# Hyperlink 15. Making Decisions Under Different Concentration Scenarios

Consider a theoretical spatial distribution where a heavily contaminated volume of soil (DU 1) is surrounded by two successively less-contaminated volumes (DU 2 and DU 3) as shown in Figure H15-1.

Figure H15-1. Implications of lognormal distribution at varying levels of contaminant concentrations in soil.

**DU 1—Heavy Contamination.** DU 1 in this figure represents heavy contamination, where the true mean exceeds the action level and where further action is warranted according to the risk assessment results. In this DU, the concentration of the contaminant at any given point is well above the action level. Therefore, even a small number of discrete samples are likely to indicate the correct decision (“mean > action level”). Note how far both the mode (the most frequently observed sample result) and the mean are from the action level in histogram 1 on the figure. Of course, a much larger number of discrete samples would be required for this DU if the decision required a mean estimate with a higher degree of precision than that needed by a simple “clean-dirty” decision.

**DU 2—Moderate Contamination. **The reliability of a decision using a small number of discrete samples changes drastically when the true mean concentration is closer to the action level, as shown in DUs 2 and 3 of the figure. In this situation, the precision with which the mean concentration is estimated, as well as the effects of the right-tail of the distribution, are more important. In histogram 2 of the figure, the mode is below the action level, but the mean is above the action level. Because the mean concentration is greater than the action level, a correct decision for this DU would result in remedial action. However, note that because the mode is lower than the action level, the majority of discrete samples will likely contain concentrations *below* the mean. Therefore a low-density discrete sampling approach in this DU would usually be expected to mislead the investigator into thinking that the DU is “clean” when it is not. The more samples collected, the more likely it is that one or more will exceed an action level (and even exceed the true mean). So, the more discrete samples collected, the closer the estimate of the mean is to the true mean.

**DU 3—Light Contamination. **DU 3 contains low concentrations. Note that in histogram 3 of the figure, both the mean and the mode fall below the action level. No action would be required in this DU from a risk-based perspective, as this DU would be considered “clean.” However, this does not mean that the concentration for every discrete soil sample potentially collected in DU 3 will be below the action level. It is quite possible that, due to the right-tailed lognormal distribution of histogram 3, some discrete samples collected in DU 3 will contain concentrations above the action level. If enough discrete samples are collected, such an outcome is even expected.
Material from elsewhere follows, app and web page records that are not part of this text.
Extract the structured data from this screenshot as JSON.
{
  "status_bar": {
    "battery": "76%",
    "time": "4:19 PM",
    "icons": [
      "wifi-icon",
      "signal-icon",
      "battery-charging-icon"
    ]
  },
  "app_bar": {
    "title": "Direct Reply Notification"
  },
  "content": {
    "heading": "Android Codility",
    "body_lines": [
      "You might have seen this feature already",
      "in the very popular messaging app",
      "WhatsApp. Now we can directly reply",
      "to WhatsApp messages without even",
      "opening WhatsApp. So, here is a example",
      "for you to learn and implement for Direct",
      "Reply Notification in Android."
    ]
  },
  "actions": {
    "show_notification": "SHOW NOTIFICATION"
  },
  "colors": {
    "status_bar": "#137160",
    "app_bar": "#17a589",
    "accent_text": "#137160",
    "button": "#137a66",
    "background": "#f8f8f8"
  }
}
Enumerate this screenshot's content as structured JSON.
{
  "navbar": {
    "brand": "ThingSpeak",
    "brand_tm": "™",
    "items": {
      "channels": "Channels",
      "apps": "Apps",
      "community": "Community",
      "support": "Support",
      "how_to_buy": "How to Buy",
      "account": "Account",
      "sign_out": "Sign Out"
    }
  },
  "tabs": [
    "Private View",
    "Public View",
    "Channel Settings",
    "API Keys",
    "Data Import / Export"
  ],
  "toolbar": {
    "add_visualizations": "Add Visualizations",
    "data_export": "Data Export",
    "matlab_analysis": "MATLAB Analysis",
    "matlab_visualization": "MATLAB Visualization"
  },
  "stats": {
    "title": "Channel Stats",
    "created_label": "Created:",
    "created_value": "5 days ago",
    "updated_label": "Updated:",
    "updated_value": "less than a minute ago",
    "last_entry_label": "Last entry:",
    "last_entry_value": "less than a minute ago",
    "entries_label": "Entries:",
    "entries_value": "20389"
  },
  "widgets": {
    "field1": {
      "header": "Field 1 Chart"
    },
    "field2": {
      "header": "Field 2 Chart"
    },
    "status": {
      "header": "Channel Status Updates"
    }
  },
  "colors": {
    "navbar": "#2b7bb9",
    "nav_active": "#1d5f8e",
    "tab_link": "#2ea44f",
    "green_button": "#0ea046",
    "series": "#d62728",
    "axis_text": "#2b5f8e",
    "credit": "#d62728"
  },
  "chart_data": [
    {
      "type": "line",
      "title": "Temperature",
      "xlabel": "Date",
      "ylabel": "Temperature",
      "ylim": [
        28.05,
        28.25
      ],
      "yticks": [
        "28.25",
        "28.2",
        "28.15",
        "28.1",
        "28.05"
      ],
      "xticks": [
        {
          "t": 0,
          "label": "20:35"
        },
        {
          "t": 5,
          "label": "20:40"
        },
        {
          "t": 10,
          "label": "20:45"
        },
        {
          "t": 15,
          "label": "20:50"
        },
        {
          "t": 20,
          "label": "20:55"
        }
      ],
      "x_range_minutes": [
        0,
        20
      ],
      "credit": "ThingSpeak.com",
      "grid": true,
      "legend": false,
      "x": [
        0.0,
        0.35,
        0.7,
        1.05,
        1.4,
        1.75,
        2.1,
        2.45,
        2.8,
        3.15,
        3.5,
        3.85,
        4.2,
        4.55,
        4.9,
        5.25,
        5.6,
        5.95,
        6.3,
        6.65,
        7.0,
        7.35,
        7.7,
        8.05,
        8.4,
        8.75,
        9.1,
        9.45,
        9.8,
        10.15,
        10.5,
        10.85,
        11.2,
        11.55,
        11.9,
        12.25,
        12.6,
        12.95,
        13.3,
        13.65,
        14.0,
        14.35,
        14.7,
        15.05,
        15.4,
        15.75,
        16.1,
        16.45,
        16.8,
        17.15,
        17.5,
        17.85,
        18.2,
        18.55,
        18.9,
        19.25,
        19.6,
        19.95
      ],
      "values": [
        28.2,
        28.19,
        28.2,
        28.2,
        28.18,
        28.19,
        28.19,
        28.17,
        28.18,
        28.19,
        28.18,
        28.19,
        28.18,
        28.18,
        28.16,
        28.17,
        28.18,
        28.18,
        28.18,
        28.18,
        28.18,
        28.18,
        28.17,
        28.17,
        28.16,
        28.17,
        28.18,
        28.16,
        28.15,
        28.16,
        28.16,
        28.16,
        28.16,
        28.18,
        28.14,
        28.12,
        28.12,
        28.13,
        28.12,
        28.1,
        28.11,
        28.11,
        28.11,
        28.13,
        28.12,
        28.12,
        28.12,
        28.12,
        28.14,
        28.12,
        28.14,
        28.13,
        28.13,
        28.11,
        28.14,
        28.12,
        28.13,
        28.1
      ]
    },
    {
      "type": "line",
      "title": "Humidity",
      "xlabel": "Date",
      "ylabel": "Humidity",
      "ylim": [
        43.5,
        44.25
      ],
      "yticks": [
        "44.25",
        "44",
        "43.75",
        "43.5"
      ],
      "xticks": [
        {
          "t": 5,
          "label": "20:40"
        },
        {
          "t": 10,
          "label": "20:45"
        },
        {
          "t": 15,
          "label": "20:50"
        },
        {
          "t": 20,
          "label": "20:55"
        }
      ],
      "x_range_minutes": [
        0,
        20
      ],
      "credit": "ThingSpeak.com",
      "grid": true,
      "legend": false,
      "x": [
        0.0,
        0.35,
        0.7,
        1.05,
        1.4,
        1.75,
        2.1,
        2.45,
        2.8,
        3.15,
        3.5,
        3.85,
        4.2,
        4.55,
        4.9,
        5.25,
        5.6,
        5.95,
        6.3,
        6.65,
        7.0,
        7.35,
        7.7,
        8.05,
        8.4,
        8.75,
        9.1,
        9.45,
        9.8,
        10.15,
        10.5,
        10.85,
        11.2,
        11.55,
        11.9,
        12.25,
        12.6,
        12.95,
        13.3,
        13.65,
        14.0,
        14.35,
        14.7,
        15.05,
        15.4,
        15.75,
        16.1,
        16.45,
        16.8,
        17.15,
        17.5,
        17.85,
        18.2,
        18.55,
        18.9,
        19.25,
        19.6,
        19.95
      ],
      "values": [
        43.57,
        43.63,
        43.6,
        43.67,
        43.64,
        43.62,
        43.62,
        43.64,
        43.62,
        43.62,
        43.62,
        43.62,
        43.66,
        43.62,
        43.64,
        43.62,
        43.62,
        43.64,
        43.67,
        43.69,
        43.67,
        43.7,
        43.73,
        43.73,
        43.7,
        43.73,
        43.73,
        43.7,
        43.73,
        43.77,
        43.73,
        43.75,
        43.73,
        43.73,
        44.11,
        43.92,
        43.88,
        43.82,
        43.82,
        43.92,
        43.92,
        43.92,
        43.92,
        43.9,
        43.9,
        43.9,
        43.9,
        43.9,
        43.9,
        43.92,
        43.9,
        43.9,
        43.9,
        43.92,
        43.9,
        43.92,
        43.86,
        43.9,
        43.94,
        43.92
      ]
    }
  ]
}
In this situation, discrete data sets may be characterized by isolated, sample-size hot spots that do not represent meaningfully sized volumes of soil and do not pose a significant risk to human health or the environment.

As is apparent from the histograms in the figure, with enough samples, the pattern of contamination in DU 3 will be very different from that in DU 1, where most sample points will be above the action level, or DU 2, where a distinct clustering of elevated sample points is likely. However, because insufficient numbers of discrete samples are generally relied on, investigators are frequently unable to distinguish which situation is actually present. In the face of this uncertainty, they make the conservative assumption that the mean concentration in a DU will be represented by the maximum encountered concentration. As shown by this example, however, the maximum concentration from a small set of discrete samples can underestimate or overestimate the true mean, sometimes by a large magnitude.